Copper Canyon Press, 2017; 91 pp
Reviewed by Wesley Rothman

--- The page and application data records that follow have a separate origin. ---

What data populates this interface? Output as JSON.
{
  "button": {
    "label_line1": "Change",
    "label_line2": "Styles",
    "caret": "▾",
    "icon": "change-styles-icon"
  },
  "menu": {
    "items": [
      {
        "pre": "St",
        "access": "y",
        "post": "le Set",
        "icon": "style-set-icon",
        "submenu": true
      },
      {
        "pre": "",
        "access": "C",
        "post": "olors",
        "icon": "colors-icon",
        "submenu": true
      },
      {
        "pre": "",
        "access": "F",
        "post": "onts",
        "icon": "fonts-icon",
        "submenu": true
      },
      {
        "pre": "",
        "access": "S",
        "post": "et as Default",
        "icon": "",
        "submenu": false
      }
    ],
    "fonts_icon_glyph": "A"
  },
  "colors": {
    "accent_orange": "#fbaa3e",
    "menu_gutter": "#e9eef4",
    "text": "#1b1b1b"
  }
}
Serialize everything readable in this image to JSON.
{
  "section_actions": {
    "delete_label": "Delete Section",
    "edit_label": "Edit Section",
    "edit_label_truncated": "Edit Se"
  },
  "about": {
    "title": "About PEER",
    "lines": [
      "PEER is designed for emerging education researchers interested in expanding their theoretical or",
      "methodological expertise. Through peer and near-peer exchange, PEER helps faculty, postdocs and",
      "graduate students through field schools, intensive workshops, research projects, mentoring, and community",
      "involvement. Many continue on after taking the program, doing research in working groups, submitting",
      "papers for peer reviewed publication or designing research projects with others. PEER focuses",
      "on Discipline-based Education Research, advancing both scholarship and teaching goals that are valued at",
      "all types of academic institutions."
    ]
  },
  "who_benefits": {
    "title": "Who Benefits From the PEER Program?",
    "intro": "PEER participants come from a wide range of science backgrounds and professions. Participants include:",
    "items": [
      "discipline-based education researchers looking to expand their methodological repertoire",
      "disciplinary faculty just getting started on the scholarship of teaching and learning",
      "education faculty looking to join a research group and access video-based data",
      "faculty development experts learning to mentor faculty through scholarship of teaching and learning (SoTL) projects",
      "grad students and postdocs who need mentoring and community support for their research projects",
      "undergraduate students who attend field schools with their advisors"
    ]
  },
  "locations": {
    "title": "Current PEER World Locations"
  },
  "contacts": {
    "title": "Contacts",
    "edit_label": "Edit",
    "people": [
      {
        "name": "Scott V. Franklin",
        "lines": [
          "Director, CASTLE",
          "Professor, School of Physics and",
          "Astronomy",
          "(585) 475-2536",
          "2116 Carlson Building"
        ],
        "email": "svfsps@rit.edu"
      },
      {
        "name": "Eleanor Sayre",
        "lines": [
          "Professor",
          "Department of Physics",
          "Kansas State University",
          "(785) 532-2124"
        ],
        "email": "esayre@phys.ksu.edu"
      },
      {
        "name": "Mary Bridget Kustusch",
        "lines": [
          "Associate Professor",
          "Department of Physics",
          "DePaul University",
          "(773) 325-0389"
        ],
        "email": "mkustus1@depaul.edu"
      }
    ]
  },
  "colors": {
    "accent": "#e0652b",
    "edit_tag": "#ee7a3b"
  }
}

The cast of characters in blud come roaring on stage, first a child come back to life, unwrapping the telephone cord from her neck, then mother (“the blue song / became a dirge, / then the dirge / became a girl”) and father, who “busted my face open,” told work he broke his hand playing ball with the kids, and “handed me / the remote so I, / too, could / know love.” These staccato lines, these quick-shot blows, a smooth, agile metamorphosis of language and image riddles these poems, crashing us into a psyche resilient though battered and battered. McKibbens implores us to make hard looks, to keep our eyes on the players, no matter how much we wince, want to intervene; the poems are here, we can’t stop them from coming, we must give them an eye and an ear and a body to work through. Every wince they demand steels the speaker, reveals to us and steels us against that which destroys, those who destroy the body and the person who inhabits it: “I wanted to become / the reversal of light, / to exist / only within the / hard-clenched black— // kindergarten pariah / with a sweet tooth for death,” or “It’s okay to wave / goodbye to yourself / in the mirror.” We are delivered the grimy, grisly, gruesome flourish of adrenaline, of shock: a grandmother taking the hand of her rapist to make sandwiches; a mother begging to be sacrificed if “this melancholy / makes a black hole / of me,” if “our children are / doomed to orbit / this spoiled delirium;” a sibling asked, “If you could return to your father at the foot // of the bed, would you swallow your sisters whole to save them?” These poems flash scenes and images as from a horror film, but not merely of terror, often of the fiercest desire to protect, of a truly ferocious love, of the glories and grotesqueries this bodied life affords us. Their balance is startling—explosive and direct with sincerity no critic could call melodramatic; fluid and sturdy with lasting metaphors, images, narratives that only amplify their corresponding experiences and emotions. Through brutal and leveling stories of family, through frenetic image and bright-hot-syllables, through incantations, repetitions, litanies, sermons, gluttonies, soliloquies, and a stilling pantoum, McKibbens hammers into unison the flight of lyric and the brute force of our daily language. Few, if any, of these poems go without blood. Why would you want your poems bloodless anyway?